This is the omakase-only sushi bar in the basement of Ramen Takeya, a very busy ramen shop in the West Loop. The small, quiet space is a nice respite from the crowded upstairs, and the constantly-changing menu of nigiri and Japanese small plates is fantastic. Just don’t plan on eating here without a reservation—there are only seven seats, with four seatings per night. Your meal will be $99 for 15 courses, and the experience is worth it.

Omakase Yume is another omakase-only sushi spot in the West Loop. And it’s also a calm oasis among the crowds and pervasive clip-clopping of heels that dominate the West Loop. This is where you come for a relaxed but still fancy special occasion dinner. The space is simple, the atmosphere is quiet, and the sushi menu is full of expertly prepared usual suspects (i.e. pieces of sake, hirame, and otoro). It’s $185 for around 16 courses, but dinner here is almost all small pieces of nigiri. This means that unless this is your second dinner, you’ll probably still be hungry at the end. If that’s the case, just order more a la carte.

This place is from the same chef as Juno and charges $185 for around 15 courses of delicious nigiri, sashimi, and small plates (like a buttery sea bass with charred frisee and seaweed). Compared to the other omakase-only spots in the West Loop, Mako is the largest (it seats 22 people, with 12 at the bar and the rest at tables), and dinner here is long—about three hours. Plan on a very expensive and enjoyable experience. It’s also worth noting that they offer omakase to-go if you prefer to have that experience on your couch.

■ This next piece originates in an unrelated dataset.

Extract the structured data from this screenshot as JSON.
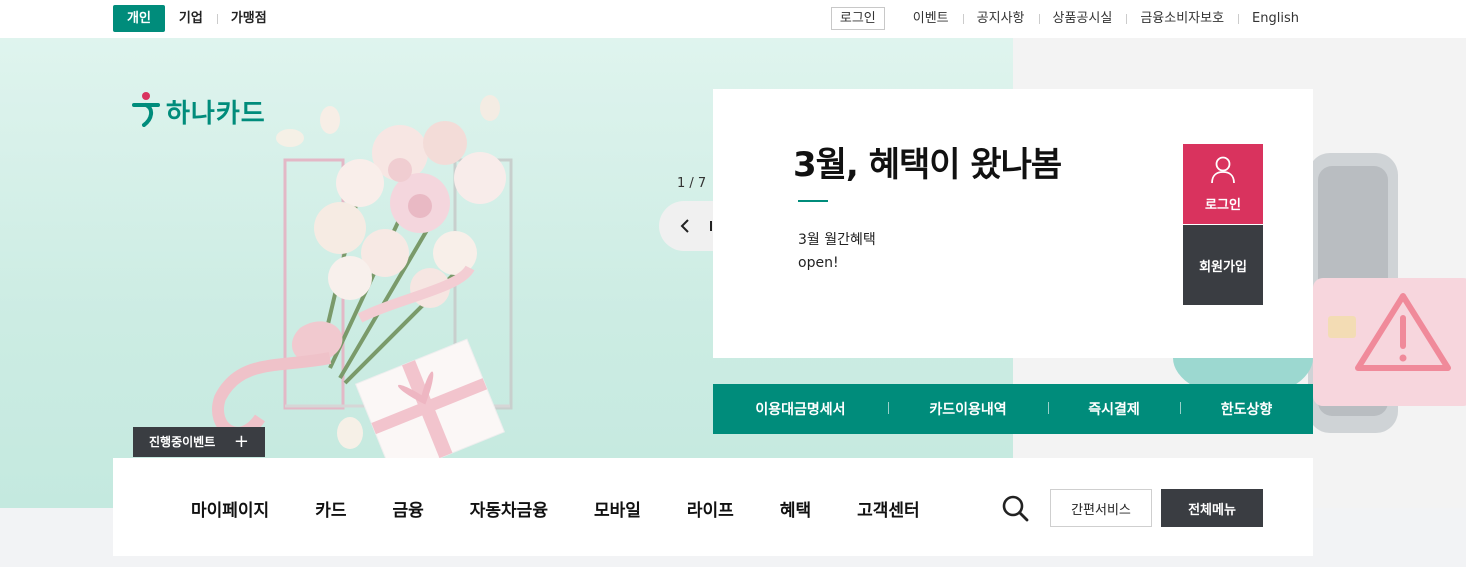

Kyoten is omakase-only, and it’s one of the best sushi restaurants in Chicago. It’s also the most pricey, starting at $440 for 20 courses. The omakase here involves a lot of delicious nigiri made with heavily-seasoned large-grained rice—plus a number of creative small plates, like rendered beef fat poured over rice, or fried tilefish with caviar and creme fraiche. If you’re looking for a special occasion restaurant, put this place at the top of your list. Just book far in advance—reservations are hard to come by.